The groups were joined by other plaintiffs — Cook Inletkeeper, Alaska Center for the Environment, Alaska Community Action on Toxics and the Sierra Club. The state and Usibelli joined the federal agency as intervening defendants.

Usibelli is considering its legal options, said Lorali Simon, vice president of external affairs for Usibelli.

"The state and federal government have both told us we have a valid permit, so to be in this position now, where we have operated under what we assumed to be a valid permit since 1997, it certainly is a blow to us," Simon said.

Residents in a Palmer neighborhood who had feared mining activity would pollute their air with coal dust, lower property values and increase noise and traffic are pleased with the decision, said Kirby Spangler, president of Castle Mountain Coalition.

Spangler, who lives about a mile from the proposed mining area, said the decision will help stop a project already suffering from the worldwide drop in coal demand.

"We were claiming victory before but this is a few more nails in the coffin for Wishbone Hill," he said.

The state, which has had jurisdiction over its coal program since 1983, adopted statutes no less stringent than federal law, said Russell Kirkham, head of the state's coal program.

The state had regularly renewed the permits, and considered a renewal to be an "implicit extension," he said.

"The judge said we were incorrect on that, so we're still trying to figure out our next steps," he said.

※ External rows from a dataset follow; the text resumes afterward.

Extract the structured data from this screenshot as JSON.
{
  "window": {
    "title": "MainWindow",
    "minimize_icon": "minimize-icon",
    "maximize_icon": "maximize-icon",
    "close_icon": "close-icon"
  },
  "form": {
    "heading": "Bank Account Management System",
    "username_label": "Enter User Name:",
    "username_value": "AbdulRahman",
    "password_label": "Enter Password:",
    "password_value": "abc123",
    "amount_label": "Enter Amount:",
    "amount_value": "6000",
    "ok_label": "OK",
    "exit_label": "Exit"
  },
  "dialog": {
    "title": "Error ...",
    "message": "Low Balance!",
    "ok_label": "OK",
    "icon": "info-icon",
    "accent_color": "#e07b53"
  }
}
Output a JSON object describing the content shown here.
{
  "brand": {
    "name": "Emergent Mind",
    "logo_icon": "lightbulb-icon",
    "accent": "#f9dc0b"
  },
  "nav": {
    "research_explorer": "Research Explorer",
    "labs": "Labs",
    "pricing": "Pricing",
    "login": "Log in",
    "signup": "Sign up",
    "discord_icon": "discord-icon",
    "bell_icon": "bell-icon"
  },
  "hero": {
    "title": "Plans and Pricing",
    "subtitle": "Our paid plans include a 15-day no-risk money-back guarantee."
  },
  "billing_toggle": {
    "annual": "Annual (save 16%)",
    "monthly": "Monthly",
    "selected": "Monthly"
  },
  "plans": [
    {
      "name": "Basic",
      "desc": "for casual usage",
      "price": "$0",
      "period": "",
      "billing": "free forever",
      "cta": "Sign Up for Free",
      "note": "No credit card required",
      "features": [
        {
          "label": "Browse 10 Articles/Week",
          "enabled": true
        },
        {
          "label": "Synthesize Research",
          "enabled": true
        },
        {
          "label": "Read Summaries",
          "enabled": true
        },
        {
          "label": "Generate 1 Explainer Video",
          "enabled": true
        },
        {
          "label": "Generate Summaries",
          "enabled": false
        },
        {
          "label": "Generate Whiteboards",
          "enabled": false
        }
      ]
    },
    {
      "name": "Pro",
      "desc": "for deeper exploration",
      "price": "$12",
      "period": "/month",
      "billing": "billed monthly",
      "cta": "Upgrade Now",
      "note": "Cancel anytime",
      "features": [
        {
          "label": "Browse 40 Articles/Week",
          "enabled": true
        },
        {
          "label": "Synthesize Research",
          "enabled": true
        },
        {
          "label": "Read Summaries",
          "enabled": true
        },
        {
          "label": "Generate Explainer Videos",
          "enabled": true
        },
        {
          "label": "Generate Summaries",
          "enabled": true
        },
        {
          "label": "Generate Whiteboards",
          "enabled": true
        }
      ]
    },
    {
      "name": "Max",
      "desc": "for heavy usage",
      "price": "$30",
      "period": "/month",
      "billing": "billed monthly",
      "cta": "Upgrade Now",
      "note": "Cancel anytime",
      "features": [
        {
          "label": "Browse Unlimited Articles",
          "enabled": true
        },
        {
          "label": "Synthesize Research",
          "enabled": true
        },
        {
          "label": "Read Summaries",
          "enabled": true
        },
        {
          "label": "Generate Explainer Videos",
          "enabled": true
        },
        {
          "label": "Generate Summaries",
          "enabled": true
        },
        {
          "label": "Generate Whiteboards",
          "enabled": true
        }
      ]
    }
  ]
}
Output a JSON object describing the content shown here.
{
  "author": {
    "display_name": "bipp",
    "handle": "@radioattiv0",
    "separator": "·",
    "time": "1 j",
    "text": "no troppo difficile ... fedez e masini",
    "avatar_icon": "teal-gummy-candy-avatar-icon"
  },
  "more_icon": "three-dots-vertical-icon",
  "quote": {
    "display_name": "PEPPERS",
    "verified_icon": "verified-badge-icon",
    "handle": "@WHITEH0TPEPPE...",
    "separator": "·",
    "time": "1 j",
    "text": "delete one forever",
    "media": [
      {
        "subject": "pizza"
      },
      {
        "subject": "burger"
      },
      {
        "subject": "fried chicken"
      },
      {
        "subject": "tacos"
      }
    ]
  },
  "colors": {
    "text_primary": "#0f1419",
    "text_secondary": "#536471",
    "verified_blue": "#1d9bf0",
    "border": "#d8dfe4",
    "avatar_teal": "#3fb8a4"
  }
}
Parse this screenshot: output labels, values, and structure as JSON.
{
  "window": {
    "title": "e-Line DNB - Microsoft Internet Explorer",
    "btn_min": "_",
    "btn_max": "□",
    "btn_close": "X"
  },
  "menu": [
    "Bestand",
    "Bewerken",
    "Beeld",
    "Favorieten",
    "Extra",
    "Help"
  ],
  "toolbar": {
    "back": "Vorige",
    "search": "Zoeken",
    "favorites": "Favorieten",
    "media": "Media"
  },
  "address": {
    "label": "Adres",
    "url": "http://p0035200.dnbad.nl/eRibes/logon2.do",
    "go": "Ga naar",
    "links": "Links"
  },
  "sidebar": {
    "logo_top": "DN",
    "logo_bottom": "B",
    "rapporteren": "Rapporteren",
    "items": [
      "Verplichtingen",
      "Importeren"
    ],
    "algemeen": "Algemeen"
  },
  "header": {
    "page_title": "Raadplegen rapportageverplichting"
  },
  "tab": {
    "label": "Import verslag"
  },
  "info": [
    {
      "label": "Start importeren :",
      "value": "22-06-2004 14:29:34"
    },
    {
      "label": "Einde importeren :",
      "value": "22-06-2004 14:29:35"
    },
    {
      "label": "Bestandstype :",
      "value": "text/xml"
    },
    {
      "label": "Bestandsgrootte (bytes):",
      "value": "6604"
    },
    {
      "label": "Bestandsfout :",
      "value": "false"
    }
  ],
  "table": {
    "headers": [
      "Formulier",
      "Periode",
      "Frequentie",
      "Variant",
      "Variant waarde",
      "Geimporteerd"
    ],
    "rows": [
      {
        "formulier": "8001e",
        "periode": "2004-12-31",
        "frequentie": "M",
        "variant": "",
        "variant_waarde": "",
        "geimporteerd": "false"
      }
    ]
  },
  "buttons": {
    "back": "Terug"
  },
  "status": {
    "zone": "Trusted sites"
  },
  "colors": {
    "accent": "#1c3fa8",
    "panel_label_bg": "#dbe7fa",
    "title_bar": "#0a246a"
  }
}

Strong, the attorney at Trustees for Alaska, said Congress created the three-year termination provision to prevent coal operators from holding leases without developing them, and to make sure standards to protect the environment and communities were up to date.

Though the judge's ruling is only binding in Alaska, it could have nationwide implications, she said.

"As coal mining prices drop around the world, we're seeing more mines get permits and not develop because the projects aren't supported by the market," Strong said. "So this means those mining companies can't get their permits to sit on them for years or decades."

Local news matters.

Support independent, local journalism in Alaska.

Comments